The acting too is top notch, though Joker does feel a bit rough around the edges. This is likely due to the iconic nature of the character, making it so that any new iteration requires some time to get used to. Episode 4 doesn’t really offer this though, rushing him in and ushering him out within the first 20-30 minutes. Perhaps with more time players will grow to love this character just as much as other versions, perhaps in Season 2.
All of this would add up to another extremely solid episode of Batman: The Telltale Series. Unfortunately there is one thing that drags this episode down more than the others. I’ve mentioned before that Telltale games in general, and this one in particular have been suffering from some discomforting technical issues. Some were pretty bad, though they could usually be ignored thanks to the immersive qualities of the game’s story.

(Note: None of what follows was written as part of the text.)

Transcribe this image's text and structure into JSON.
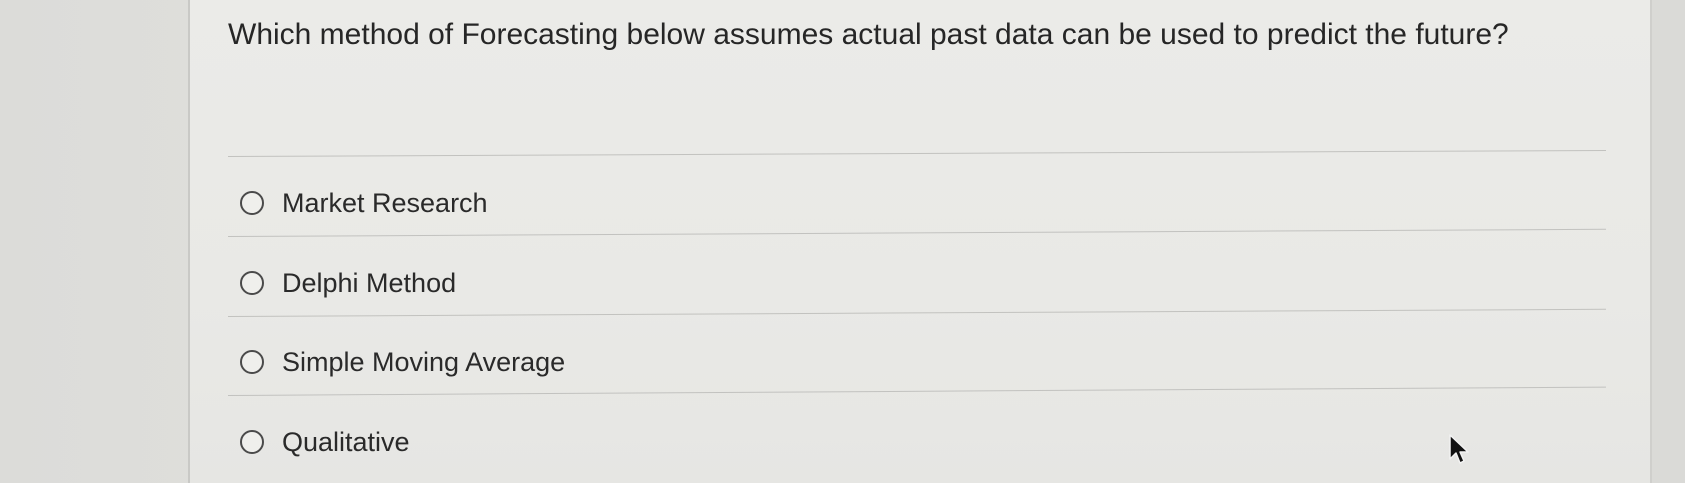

Episode 4 crosses this line though, as the technical issues were quite extreme this time. It could be that Batman: The Telltale Series has been releasing on a steady schedule of one episode a month, and things just got crunched this time. It’s tough to say, but the result is that there are major problems with this episode in particular.
Most seemed sound related, with obvious elements not triggering their sound effects properly. Music was all over the place at times, and there were entire scenes where character’s mouths didn’t move with their dialogue (which confirmed that this wasn’t just something with my headset or PC). It got pretty bad at times, breaking the immersion that these games rely so much on. It’s tough to have a dramatic scene between Batman and a traumatized young boy when Batman is speaking but his mouth doesn’t move at all.
It’s unfortunate, but if you’ve played this far you’re likely used to these sorts of problems. The only reason they’re worth noting this time is that they are much more sever than before. This has a direct impact on the enjoyment that players will get out of the game, so hopefully it isn’t a universal problem and those on other platforms have a better experience.
Batman: The Telltale Series – Episode 4 might take a different narrative path than most players would expect, but overall it works well. While the Children of Arkham story kind of takes a backseat, what is presented here is engaging and fun. It also does a good job of tying up a couple of its many loose ends, and setting up for a climactic finale in the next episode. However, the minor technical issues that have been present since the beginning are massively exacerbated here, to the point that they impact the enjoyment players can have with the game. Perhaps after an update is issued things will get better. Hopefully the final episode is crafted with more care.